history of warfarin, warfarin-structure

Warfarin was first registered in 1948 for use as a rat poison. It was found to be very effective when mixed with food and used as a bait for rats and mice. The sweet odour of the substance attracted the rodents while the delay before the anticoagulant properties kicked in meant that other rats and mice were not deterred from eating!

It was still some time before Warfarin was to be used to treat humans. The main reason for the delay was concern about the risks, particularly of haemorrhage.  Much of these fears were allayed when a man who tried to commit suicide by taking the rat poison was treated with Vitamin K and made a full recovery.  The knowledge that the effects of Warfarin could be reversed meant that scientists could now look seriously at how Warfarin could be developed for use in humans.

In 1954 Warfarin was first approved for medicinal and therapeutic use.  Endo Laboratories manufactured this first form of Warfarin for use by humans under the brand name of Coumadin.  One of the most notable early users of the drug was Dwight Eisenhower, a former US president, who was given the drug after suffering a heart attack.

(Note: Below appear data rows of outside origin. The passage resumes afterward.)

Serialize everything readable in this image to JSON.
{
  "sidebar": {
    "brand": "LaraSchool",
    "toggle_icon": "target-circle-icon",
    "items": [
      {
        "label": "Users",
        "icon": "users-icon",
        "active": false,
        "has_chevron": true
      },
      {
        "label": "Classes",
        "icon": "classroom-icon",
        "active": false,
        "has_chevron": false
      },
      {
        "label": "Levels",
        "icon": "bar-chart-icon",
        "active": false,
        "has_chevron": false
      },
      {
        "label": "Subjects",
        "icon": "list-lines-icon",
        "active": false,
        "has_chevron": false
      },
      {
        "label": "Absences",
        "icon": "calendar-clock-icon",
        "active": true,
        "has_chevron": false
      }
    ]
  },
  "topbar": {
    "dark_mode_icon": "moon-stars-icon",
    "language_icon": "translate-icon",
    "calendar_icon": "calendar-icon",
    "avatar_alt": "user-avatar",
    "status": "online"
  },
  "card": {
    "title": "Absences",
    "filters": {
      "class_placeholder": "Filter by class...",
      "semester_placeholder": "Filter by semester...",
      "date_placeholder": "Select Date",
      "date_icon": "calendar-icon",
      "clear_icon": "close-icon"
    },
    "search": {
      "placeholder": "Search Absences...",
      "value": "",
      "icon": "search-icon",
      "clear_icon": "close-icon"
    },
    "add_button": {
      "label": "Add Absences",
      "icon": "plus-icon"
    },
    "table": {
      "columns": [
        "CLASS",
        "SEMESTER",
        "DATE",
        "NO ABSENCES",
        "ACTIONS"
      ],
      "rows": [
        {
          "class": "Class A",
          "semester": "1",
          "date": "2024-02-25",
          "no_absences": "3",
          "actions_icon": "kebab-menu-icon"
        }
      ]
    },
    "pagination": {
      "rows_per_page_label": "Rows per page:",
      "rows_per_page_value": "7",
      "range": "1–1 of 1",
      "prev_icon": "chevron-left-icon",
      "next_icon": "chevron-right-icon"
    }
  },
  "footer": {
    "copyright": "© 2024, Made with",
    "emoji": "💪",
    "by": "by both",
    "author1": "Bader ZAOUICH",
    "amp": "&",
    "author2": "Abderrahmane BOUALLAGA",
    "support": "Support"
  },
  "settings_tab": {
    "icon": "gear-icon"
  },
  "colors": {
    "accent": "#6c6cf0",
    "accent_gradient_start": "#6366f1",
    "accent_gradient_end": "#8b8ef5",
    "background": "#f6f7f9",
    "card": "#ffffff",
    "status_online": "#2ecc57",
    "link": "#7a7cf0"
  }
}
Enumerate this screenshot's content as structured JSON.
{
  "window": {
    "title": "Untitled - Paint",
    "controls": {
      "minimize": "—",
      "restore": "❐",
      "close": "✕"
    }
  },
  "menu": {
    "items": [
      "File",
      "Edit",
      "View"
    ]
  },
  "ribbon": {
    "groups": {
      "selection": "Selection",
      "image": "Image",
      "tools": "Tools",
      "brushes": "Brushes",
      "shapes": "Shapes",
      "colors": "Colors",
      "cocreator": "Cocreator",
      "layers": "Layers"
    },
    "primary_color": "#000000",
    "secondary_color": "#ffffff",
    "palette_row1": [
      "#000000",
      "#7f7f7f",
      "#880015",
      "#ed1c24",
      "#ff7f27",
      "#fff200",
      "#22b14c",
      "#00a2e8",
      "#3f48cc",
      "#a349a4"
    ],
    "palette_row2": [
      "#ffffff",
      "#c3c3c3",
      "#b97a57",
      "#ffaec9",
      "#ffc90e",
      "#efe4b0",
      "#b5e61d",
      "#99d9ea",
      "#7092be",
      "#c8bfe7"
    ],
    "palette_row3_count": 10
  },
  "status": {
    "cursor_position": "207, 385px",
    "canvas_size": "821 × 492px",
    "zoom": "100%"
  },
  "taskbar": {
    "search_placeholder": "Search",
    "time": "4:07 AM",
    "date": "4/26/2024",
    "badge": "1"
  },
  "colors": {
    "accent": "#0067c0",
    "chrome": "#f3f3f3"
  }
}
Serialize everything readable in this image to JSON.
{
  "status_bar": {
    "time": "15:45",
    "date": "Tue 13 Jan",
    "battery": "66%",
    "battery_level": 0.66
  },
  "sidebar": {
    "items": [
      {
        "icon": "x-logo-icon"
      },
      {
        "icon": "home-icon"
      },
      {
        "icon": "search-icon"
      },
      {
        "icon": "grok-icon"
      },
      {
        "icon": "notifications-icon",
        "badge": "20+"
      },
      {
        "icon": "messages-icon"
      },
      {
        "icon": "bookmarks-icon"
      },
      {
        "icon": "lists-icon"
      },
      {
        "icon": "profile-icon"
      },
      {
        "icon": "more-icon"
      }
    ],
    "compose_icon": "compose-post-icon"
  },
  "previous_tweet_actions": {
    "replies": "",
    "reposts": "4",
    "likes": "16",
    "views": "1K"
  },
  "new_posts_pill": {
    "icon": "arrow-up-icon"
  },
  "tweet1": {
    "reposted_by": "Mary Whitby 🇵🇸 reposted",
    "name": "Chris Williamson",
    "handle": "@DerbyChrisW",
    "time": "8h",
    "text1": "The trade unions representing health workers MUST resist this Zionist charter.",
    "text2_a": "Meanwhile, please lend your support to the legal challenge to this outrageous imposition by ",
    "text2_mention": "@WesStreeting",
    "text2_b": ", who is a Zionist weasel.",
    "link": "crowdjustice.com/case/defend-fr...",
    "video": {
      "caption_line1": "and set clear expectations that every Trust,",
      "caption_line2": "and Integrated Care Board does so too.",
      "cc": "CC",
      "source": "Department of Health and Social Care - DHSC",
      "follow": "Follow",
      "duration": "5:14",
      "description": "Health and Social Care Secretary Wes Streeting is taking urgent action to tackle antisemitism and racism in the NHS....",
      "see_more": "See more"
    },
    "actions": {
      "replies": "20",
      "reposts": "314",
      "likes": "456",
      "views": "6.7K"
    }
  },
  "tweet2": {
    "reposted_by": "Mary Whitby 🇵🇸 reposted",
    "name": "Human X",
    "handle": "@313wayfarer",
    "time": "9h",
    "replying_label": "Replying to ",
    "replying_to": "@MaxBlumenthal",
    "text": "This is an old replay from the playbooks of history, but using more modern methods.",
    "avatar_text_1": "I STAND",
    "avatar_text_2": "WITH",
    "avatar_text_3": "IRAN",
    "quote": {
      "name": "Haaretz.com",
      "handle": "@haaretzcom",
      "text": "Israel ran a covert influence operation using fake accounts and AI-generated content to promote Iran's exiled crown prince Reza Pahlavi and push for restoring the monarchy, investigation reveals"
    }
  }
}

Over the course of the next 60 years Warfarin was used to treat millions of people and today, remains the most widely prescribed oral anticoagulant drug in the world.